by Adam Betuel, Director of Conservation
Bird. Owl. Duck. Tree. Bush. Grass. Bug. Rock. These words represent about 15 to 20 percent of the vocabulary of my 20-month-old daughter, Cora. For anyone who knows me, this is hardly a surprise. My life, mind, and home are all littered with things feathered and nature related. Cora is going to have to work hard to avoid things outdoorsy should she decide not to go that route. Even her middle name, Teal, is from a bird. Poor child.

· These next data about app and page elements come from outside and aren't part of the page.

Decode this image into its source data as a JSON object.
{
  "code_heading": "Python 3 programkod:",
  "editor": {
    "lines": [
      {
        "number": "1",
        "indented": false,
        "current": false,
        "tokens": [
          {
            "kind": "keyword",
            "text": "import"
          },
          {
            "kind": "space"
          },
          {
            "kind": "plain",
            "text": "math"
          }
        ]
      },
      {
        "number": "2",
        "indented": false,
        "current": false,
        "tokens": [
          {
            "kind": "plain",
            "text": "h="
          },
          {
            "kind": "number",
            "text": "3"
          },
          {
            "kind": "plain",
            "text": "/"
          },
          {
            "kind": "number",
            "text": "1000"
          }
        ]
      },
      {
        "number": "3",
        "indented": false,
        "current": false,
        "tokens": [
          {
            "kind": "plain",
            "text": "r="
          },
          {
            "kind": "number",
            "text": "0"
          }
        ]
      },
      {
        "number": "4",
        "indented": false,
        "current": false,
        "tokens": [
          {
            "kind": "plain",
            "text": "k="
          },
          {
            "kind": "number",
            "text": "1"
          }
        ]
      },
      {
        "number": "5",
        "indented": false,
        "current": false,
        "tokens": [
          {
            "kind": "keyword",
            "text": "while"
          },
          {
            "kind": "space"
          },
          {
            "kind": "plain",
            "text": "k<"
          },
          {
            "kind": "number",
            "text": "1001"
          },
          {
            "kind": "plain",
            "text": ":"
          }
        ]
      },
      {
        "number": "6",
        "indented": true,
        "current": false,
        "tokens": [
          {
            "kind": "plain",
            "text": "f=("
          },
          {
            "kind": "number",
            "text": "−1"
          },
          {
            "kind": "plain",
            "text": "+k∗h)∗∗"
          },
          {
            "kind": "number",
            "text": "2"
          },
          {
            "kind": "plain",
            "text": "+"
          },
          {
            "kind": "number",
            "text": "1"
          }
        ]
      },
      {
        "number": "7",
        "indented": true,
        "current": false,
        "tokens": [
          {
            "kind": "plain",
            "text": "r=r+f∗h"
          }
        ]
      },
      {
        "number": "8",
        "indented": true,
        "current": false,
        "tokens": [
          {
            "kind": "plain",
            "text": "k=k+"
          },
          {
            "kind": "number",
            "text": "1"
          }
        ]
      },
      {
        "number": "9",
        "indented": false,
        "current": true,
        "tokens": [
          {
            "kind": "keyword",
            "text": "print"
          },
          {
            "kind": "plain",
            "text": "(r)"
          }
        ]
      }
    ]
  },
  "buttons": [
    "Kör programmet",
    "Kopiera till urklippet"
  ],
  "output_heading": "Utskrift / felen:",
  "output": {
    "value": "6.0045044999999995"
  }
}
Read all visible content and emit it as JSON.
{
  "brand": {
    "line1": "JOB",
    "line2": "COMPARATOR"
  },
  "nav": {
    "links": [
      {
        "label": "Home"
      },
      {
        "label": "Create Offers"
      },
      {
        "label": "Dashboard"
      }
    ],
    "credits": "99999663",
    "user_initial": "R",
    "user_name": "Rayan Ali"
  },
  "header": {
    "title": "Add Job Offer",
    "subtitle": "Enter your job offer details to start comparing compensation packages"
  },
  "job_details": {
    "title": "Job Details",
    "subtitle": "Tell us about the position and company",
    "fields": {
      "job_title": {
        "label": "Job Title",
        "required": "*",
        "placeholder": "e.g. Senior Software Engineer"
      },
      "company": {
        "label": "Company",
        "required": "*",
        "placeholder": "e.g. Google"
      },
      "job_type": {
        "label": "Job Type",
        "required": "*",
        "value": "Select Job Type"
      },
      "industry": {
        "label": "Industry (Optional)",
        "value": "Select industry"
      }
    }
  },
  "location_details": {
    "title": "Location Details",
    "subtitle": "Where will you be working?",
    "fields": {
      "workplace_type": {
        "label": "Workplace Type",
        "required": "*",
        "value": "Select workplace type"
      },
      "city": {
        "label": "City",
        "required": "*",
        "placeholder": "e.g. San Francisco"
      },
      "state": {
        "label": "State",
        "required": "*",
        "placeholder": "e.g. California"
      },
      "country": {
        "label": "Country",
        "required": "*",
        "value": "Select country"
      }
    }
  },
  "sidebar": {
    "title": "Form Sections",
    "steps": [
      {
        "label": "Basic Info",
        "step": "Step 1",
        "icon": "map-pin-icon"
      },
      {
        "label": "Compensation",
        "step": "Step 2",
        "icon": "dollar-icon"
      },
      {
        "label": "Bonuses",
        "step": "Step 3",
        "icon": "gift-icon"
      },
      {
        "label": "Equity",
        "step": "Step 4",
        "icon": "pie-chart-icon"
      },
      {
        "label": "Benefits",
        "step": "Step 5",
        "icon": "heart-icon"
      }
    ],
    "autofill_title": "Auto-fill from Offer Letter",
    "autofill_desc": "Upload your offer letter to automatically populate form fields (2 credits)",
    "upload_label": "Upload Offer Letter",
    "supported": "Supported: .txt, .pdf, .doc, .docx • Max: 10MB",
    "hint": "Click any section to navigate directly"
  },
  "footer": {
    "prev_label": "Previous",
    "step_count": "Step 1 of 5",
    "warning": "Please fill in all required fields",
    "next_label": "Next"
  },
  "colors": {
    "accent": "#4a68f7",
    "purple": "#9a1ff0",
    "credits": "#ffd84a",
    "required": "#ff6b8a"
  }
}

All jokes aside, I value nature and family and how we as a unit engage with nature. While we (mainly I) try to not overwhelm Cora with her father’s obsession, we want nothing more than for her to have an understanding and appreciation of our planet and its ecosystems. With this in mind, we strive to get outside, to explore, to bring nature into our home and lives, and to grow as a family while enjoying the natural world.
Living in an apartment complex, we currently do not have an Atlanta Audubon Sanctuary in which to enjoy nature. Nonetheless, that does not stop us from providing resources for birds, enjoying the plant life present, and being in awe of the organisms that visit our space. Swinging from our shepherd’s hook that I (probably illegally) have clamped to our second-story balcony, hummingbird feeders and suet blocks attract our feathered friends. This summer a favorite family activity was enjoying the twilight hours outside as our Ruby-throats came to feast before heading to bed. A perched hummingbird would bring a look of pure amazement and joy to Cora’s face, only to be topped by a raucous squirrel spinning from our other feeders.
Another family tradition while walking our dog around our complex is to point out the plant life to Cora. She is an amazingly quick study, and it melts my heart when she accurately points to a tree or a patch of grass. Recently we have literally been taking the time to smell the roses (and any other landscaped flower). Cora looks at us with such pride each time she inhales will all her might. Rubbing rough bark, smooth rocks, and crunchy magnolia leaves are things we always make time to do. Ants, butterflies, and all other things creepy-crawly bring movement to our study of things still. Cora’s interests are broad and seem to match those of a true ecologist. I will wait for a later date to tell her why all the privet, nandina, and English ivy across our complex are actually not as great as they seem.
Bird-themed books and a Charley Harper mobile are a few ways we bring nature inside with our family. Though we try to limit Cora’s screen time, she has been known to scream out “Bird!” at least a handful of times during each episode of Jason Ward’s “Birds of North America." Though far from native, Cora’s best friends include our indoor cats, dog, and a turtle. We have always been animal people, but now that we see how Cora enjoys, values, and learns from our pets, we appreciate their presence in our family even more. Our home is a place full of nature in a multitude of forms, and we love it that way. We only hope that this level of immersion will permeate our little one and meld with outdoor experiences.
With our daughter still being so young, most of our interactions and lessons revolving around plants and wildlife occur near our home. However, the Betuels are also lovers of adventure and time in the field. Even my non-birding spouse loves to take in new landscapes and will even become enthralled by a new bird on occasion. This past February, the three of us set off for road trip across the Yucatan. The tacos and beaches were nothing to scoff at, but the real stars of the show were the unique plant life, jumbo lizards, and the colorful birds. A highlight for all of us was a boat trip up the Ria Celestun Biosphere Reserve that yielded at least 1,000 American Flamingos. “Mingo” became a new favorite word of Cora’s and now her room is dotted with pink bird art and a long-legged stuffed animal.
Just a few weeks after Cora entered this world, we took a family birding outing at Clyde Shepard, and we have not looked back. We bird together, explore as a family, and, thanks to Cora, make sure to slow down and open our eyes to the wonders around us. We do not have a sanctuary yet, but we make the time to find ecological value wherever we can and to get out to those wild and bird-friendly places. Enjoying nature as a family is something my wife and I have been thoughtful and intentional about for the betterment of our daughter. However, while she has enjoyed every second of it, our focus has undoubtedly improved us more than her. With phones down, hands held, and eyes open, we as parents and partners are growing and continuing to connect. The past year and half has been the best time of my life and brought me more purpose than I could have imagined. And, while I may have a little less time to chase rare birds my connection to nature has never been stronger.